→ PROBLEM DETAILS
Copy every line in the listing that contains "services".

--

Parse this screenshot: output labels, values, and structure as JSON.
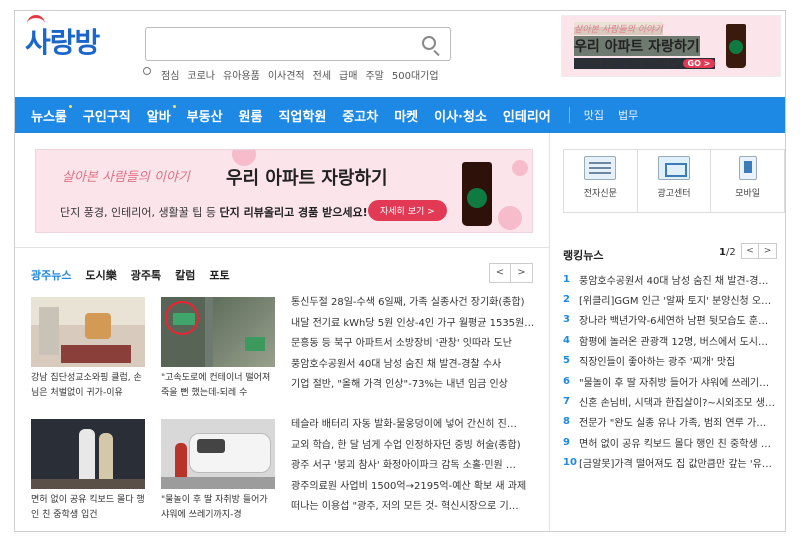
{
  "header": {
    "logo": "사랑방",
    "search_placeholder": "",
    "hot_keywords": [
      "점심",
      "코로나",
      "유아용품",
      "이사견적",
      "전세",
      "급매",
      "주말",
      "500대기업"
    ]
  },
  "top_ad": {
    "line1": "살아본 사람들의 이야기",
    "line2": "우리 아파트 자랑하기",
    "line3": "단지리뷰 올리고 경품 받으세요!",
    "go": "GO >"
  },
  "nav": {
    "items": [
      "뉴스룸",
      "구인구직",
      "알바",
      "부동산",
      "원룸",
      "직업학원",
      "중고차",
      "마켓",
      "이사·청소",
      "인테리어"
    ],
    "sub_items": [
      "맛집",
      "법무"
    ]
  },
  "banner": {
    "script": "살아본 사람들의 이야기",
    "title": "우리 아파트 자랑하기",
    "desc_plain": "단지 풍경, 인테리어, 생활꿀 팁 등 ",
    "desc_bold": "단지 리뷰올리고 경품 받으세요!",
    "cta": "자세히 보기 >"
  },
  "services": [
    {
      "label": "전자신문",
      "icon": "newspaper-icon"
    },
    {
      "label": "광고센터",
      "icon": "monitor-icon"
    },
    {
      "label": "모바일",
      "icon": "mobile-icon"
    }
  ],
  "tabs": [
    "광주뉴스",
    "도시樂",
    "광주톡",
    "칼럼",
    "포토"
  ],
  "pager": {
    "prev": "<",
    "next": ">"
  },
  "thumbs": [
    {
      "caption": "강남 집단성교소와핑 클럽, 손님은 처벌없이 귀가-이유"
    },
    {
      "caption": "\"고속도로에 컨테이너 떨어져 죽을 뻔 했는데-되레 수"
    },
    {
      "caption": "면허 없이 공유 킥보드 몰다 행인 친 중학생 입건"
    },
    {
      "caption": "\"물놀이 후 딸 자취방 들어가 샤워에 쓰레기까지-경"
    }
  ],
  "headlines_top": [
    "통신두절 28일-수색 6일째, 가족 실종사건 장기화(종합)",
    "내달 전기료 kWh당 5원 인상-4인 가구 월평균 1535원…",
    "문흥동 등 북구 아파트서 소방장비 '관창' 잇따라 도난",
    "풍암호수공원서 40대 남성 숨진 채 발견-경찰 수사",
    "기업 절반, \"올해 가격 인상\"-73%는 내년 임금 인상"
  ],
  "headlines_bottom": [
    "테슬라 배터리 자동 발화-물웅덩이에 넣어 간신히 진…",
    "교외 학습, 한 달 넘게 수업 인정하자던 중빙 허술(종합)",
    "광주 서구 '붕괴 참사' 화정아이파크 감독 소홀·민원 …",
    "광주의료원 사업비 1500억→2195억-예산 확보 새 과제",
    "떠나는 이용섭 \"광주, 저의 모든 것- 혁신시장으로 기…"
  ],
  "ranking": {
    "title": "랭킹뉴스",
    "page_current": "1",
    "page_total": "/2",
    "items": [
      {
        "num": "1",
        "text": "풍암호수공원서 40대 남성 숨진 채 발견-경…"
      },
      {
        "num": "2",
        "text": "[위클리]GGM 인근 '알짜 토지' 분양신청 오…"
      },
      {
        "num": "3",
        "text": "장나라 백년가약-6세연하 남편 뒷모습도 훈…"
      },
      {
        "num": "4",
        "text": "함평에 놀러온 관광객 12명, 버스에서 도시…"
      },
      {
        "num": "5",
        "text": "직장인들이 좋아하는 광주 '찌개' 맛집"
      },
      {
        "num": "6",
        "text": "\"물놀이 후 딸 자취방 들어가 샤워에 쓰레기…"
      },
      {
        "num": "7",
        "text": "신혼 손님비, 시댁과 한집살이?~시외조모 생…"
      },
      {
        "num": "8",
        "text": "전문가 \"완도 실종 유나 가족, 범죄 연루 가…"
      },
      {
        "num": "9",
        "text": "면허 없이 공유 킥보드 몰다 행인 친 중학생 …"
      },
      {
        "num": "10",
        "text": "[금알못]가격 떨어져도 집 값만큼만 갚는 '유…"
      }
    ]
  },
  "colors": {
    "brand": "#1e88e5",
    "accent": "#e23a55",
    "logo": "#1a66c9"
  }
}
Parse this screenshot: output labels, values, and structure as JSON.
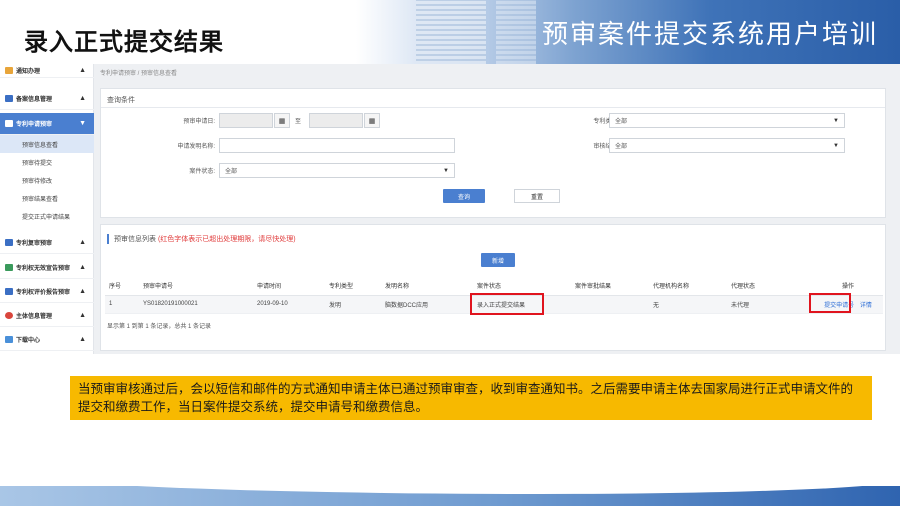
{
  "slide": {
    "title": "录入正式提交结果",
    "banner_text": "预审案件提交系统用户培训"
  },
  "sidebar": {
    "items": [
      {
        "label": "通知办理",
        "icon": "bell-icon",
        "arrow": "▲"
      },
      {
        "label": "备案信息管理",
        "icon": "folder-icon",
        "arrow": "▲"
      },
      {
        "label": "专利申请预审",
        "icon": "document-icon",
        "arrow": "▼"
      },
      {
        "label": "专利复审预审",
        "icon": "folder-icon",
        "arrow": "▲"
      },
      {
        "label": "专利权无效宣告预审",
        "icon": "document-icon",
        "arrow": "▲"
      },
      {
        "label": "专利权评价报告预审",
        "icon": "folder-icon",
        "arrow": "▲"
      },
      {
        "label": "主体信息管理",
        "icon": "user-icon",
        "arrow": "▲"
      },
      {
        "label": "下载中心",
        "icon": "download-icon",
        "arrow": "▲"
      }
    ],
    "subitems": [
      "预审信息查看",
      "预审待提交",
      "预审待修改",
      "预审结果查看",
      "提交正式申请结果"
    ]
  },
  "main": {
    "breadcrumb": "专利申请预审 / 预审信息查看",
    "query": {
      "header": "查询条件",
      "date_label": "预审申请日:",
      "date_sep": "至",
      "name_label": "申请发明名称:",
      "status_label": "案件状态:",
      "status_value": "全部",
      "type_label": "专利类型:",
      "type_value": "全部",
      "review_label": "审核结果:",
      "review_value": "全部",
      "search_button": "查询",
      "reset_button": "重置"
    },
    "list": {
      "title": "预审信息列表",
      "warning": "(红色字体表示已超出处理期限，请尽快处理)",
      "new_button": "新增",
      "columns": [
        "序号",
        "预审申请号",
        "申请时间",
        "专利类型",
        "发明名称",
        "案件状态",
        "案件审批结果",
        "代理机构名称",
        "代理状态",
        "操作"
      ],
      "rows": [
        {
          "index": "1",
          "app_no": "YS01820191000021",
          "date": "2019-09-10",
          "type": "发明",
          "name": "脑数据DCC应用",
          "status": "录入正式提交结果",
          "result": "",
          "agency": "无",
          "agent_status": "未代理",
          "action_submit": "提交申请号",
          "action_detail": "详情"
        }
      ],
      "pager": "显示第 1 到第 1 条记录，总共 1 条记录"
    }
  },
  "caption": "当预审审核通过后，会以短信和邮件的方式通知申请主体已通过预审审查，收到审查通知书。之后需要申请主体去国家局进行正式申请文件的提交和缴费工作，当日案件提交系统，提交申请号和缴费信息。",
  "colors": {
    "accent": "#4a7fd0",
    "highlight_box": "#e0141e",
    "caption_bg": "#f7b900",
    "warning_text": "#e03b3b"
  }
}
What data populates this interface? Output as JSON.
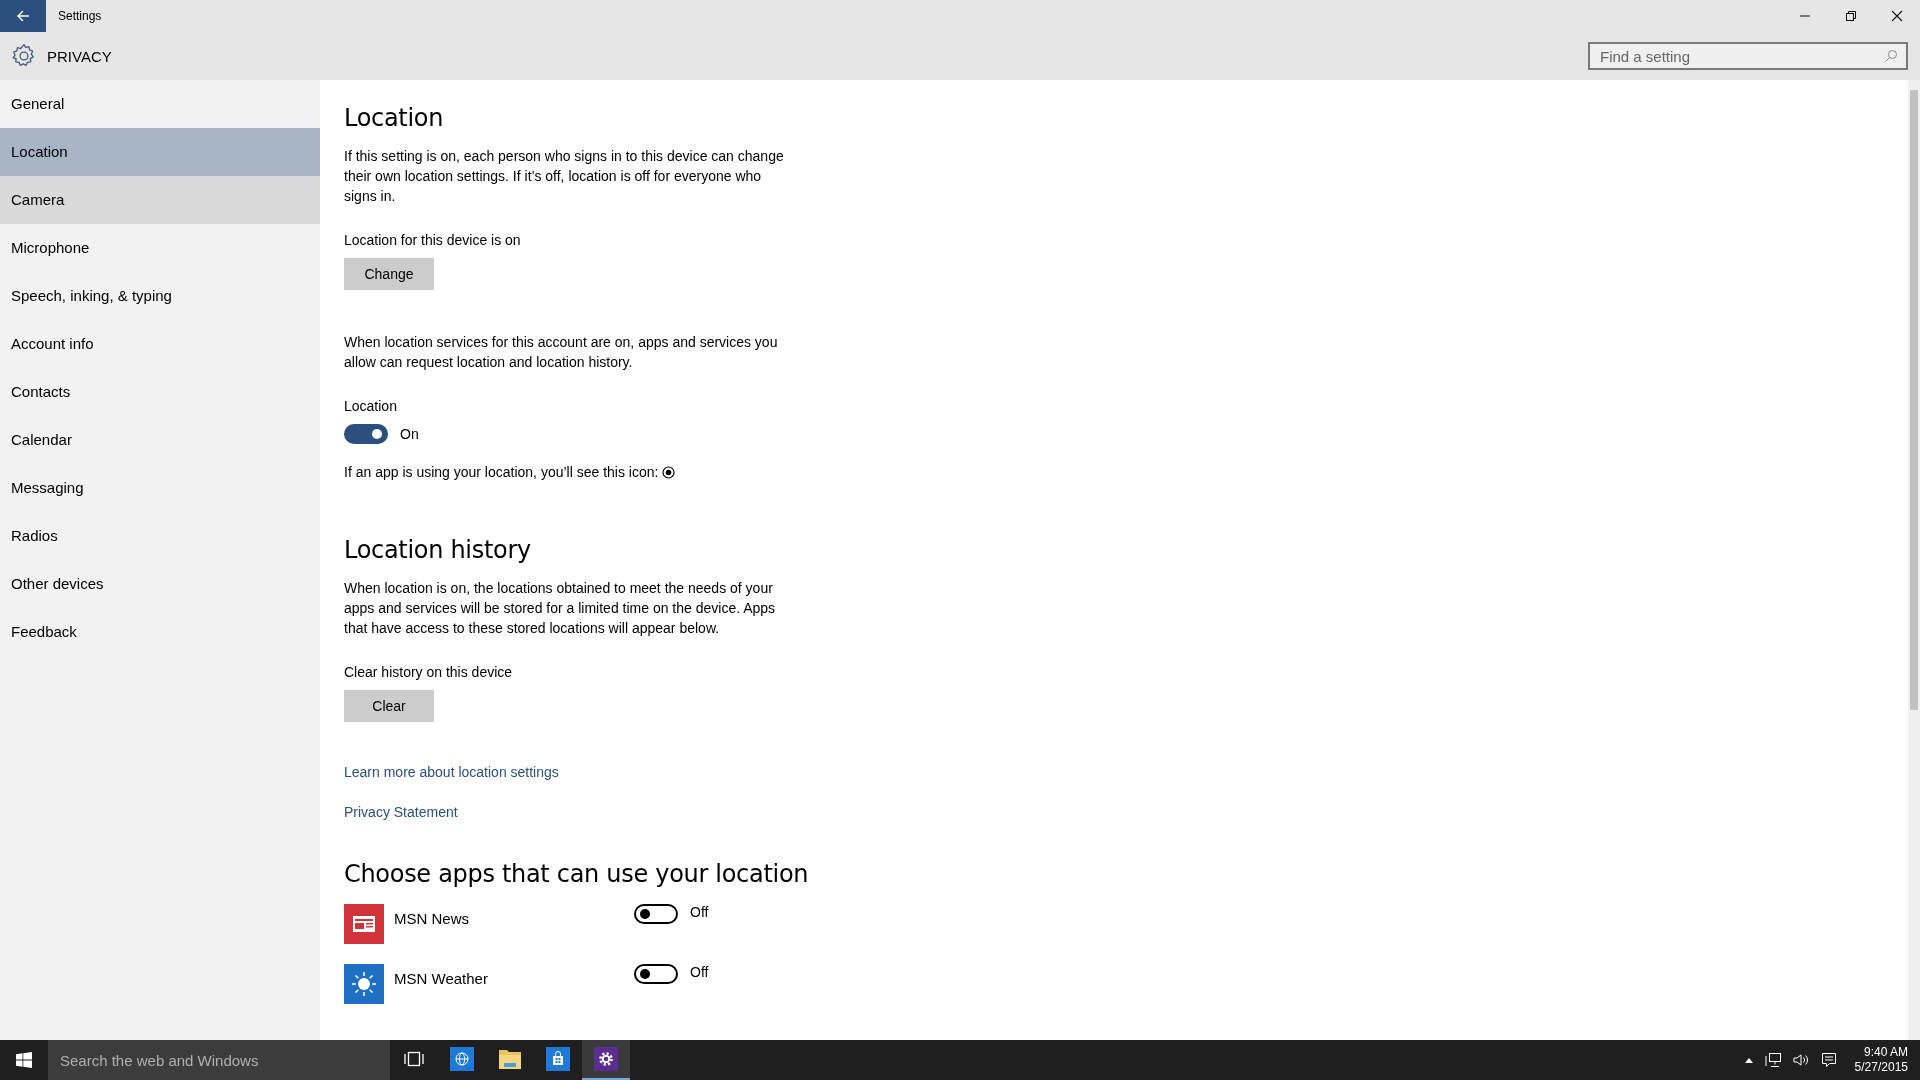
{
  "window": {
    "title": "Settings"
  },
  "header": {
    "title": "PRIVACY",
    "search": {
      "placeholder": "Find a setting"
    }
  },
  "sidebar": {
    "items": [
      {
        "label": "General",
        "selected": false,
        "hovered": false
      },
      {
        "label": "Location",
        "selected": true,
        "hovered": false
      },
      {
        "label": "Camera",
        "selected": false,
        "hovered": true
      },
      {
        "label": "Microphone",
        "selected": false,
        "hovered": false
      },
      {
        "label": "Speech, inking, & typing",
        "selected": false,
        "hovered": false
      },
      {
        "label": "Account info",
        "selected": false,
        "hovered": false
      },
      {
        "label": "Contacts",
        "selected": false,
        "hovered": false
      },
      {
        "label": "Calendar",
        "selected": false,
        "hovered": false
      },
      {
        "label": "Messaging",
        "selected": false,
        "hovered": false
      },
      {
        "label": "Radios",
        "selected": false,
        "hovered": false
      },
      {
        "label": "Other devices",
        "selected": false,
        "hovered": false
      },
      {
        "label": "Feedback",
        "selected": false,
        "hovered": false
      }
    ]
  },
  "content": {
    "location": {
      "heading": "Location",
      "description": "If this setting is on, each person who signs in to this device can change their own location settings. If it’s off, location is off for everyone who signs in.",
      "device_status": "Location for this device is on",
      "change_button": "Change",
      "account_description": "When location services for this account are on, apps and services you allow can request location and location history.",
      "toggle": {
        "label": "Location",
        "on": true,
        "state_text": "On"
      },
      "icon_note": "If an app is using your location, you’ll see this icon:"
    },
    "history": {
      "heading": "Location history",
      "description": "When location is on, the locations obtained to meet the needs of your apps and services will be stored for a limited time on the device. Apps that have access to these stored locations will appear below.",
      "clear_label": "Clear history on this device",
      "clear_button": "Clear"
    },
    "links": [
      "Learn more about location settings",
      "Privacy Statement"
    ],
    "apps": {
      "heading": "Choose apps that can use your location",
      "items": [
        {
          "name": "MSN News",
          "kind": "news",
          "on": false,
          "state_text": "Off"
        },
        {
          "name": "MSN Weather",
          "kind": "weather",
          "on": false,
          "state_text": "Off"
        }
      ]
    }
  },
  "taskbar": {
    "search": {
      "placeholder": "Search the web and Windows"
    },
    "apps": [
      {
        "kind": "browser",
        "selected": false
      },
      {
        "kind": "folder",
        "selected": false
      },
      {
        "kind": "store",
        "selected": false
      },
      {
        "kind": "settings",
        "selected": true
      }
    ],
    "time": "9:40 AM",
    "date": "5/27/2015"
  }
}
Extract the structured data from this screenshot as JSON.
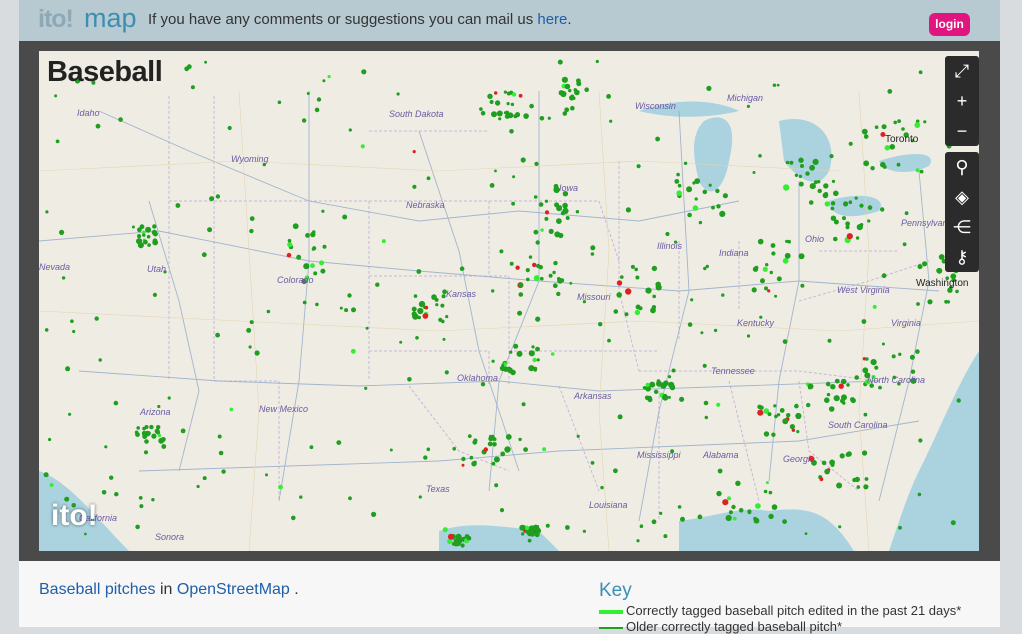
{
  "header": {
    "logo_ito": "ito!",
    "logo_map": "map",
    "message_prefix": "If you have any comments or suggestions you can mail us",
    "message_link": "here",
    "message_suffix": ".",
    "login_label": "login"
  },
  "map": {
    "title": "Baseball",
    "watermark": "ito!",
    "state_labels": [
      "Idaho",
      "South Dakota",
      "Wisconsin",
      "Michigan",
      "Wyoming",
      "Iowa",
      "Nebraska",
      "Illinois",
      "Ohio",
      "Indiana",
      "Utah",
      "Colorado",
      "Kansas",
      "Missouri",
      "West Virginia",
      "Kentucky",
      "Virginia",
      "Oklahoma",
      "Tennessee",
      "North Carolina",
      "Arizona",
      "New Mexico",
      "Arkansas",
      "South Carolina",
      "Mississippi",
      "Alabama",
      "Georgia",
      "Texas",
      "Louisiana",
      "Sonora",
      "Nevada",
      "Pennsylvania",
      "California"
    ],
    "city_labels": [
      "Toronto",
      "Washington"
    ],
    "colors": {
      "recent": "#33ee33",
      "older": "#1f9e1f",
      "error": "#dd2222"
    }
  },
  "toolbar": {
    "group1": [
      {
        "icon": "fullscreen-icon",
        "glyph": "⤢"
      },
      {
        "icon": "zoom-in-icon",
        "glyph": "+"
      },
      {
        "icon": "zoom-out-icon",
        "glyph": "−"
      }
    ],
    "group2": [
      {
        "icon": "search-icon",
        "glyph": "⚲"
      },
      {
        "icon": "layers-icon",
        "glyph": "◈"
      },
      {
        "icon": "share-icon",
        "glyph": "⋲"
      },
      {
        "icon": "key-icon",
        "glyph": "⚷"
      }
    ]
  },
  "footer": {
    "text_link1": "Baseball pitches",
    "text_in": "in",
    "text_link2": "OpenStreetMap",
    "text_suffix": ".",
    "key_title": "Key",
    "key_items": [
      {
        "label": "Correctly tagged baseball pitch edited in the past 21 days*",
        "color": "#33ee33"
      },
      {
        "label": "Older correctly tagged baseball pitch*",
        "color": "#1f9e1f"
      }
    ]
  }
}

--

→ ANSWER TO THIS EXERCISE
  "services": [
      "account_description": "When location services for this account are on, apps and services you allow can request location and location history.",
      "description": "When location is on, the locations obtained to meet the needs of your apps and services will be stored for a limited time on the device. Apps that have access to these stored locations will appear below.",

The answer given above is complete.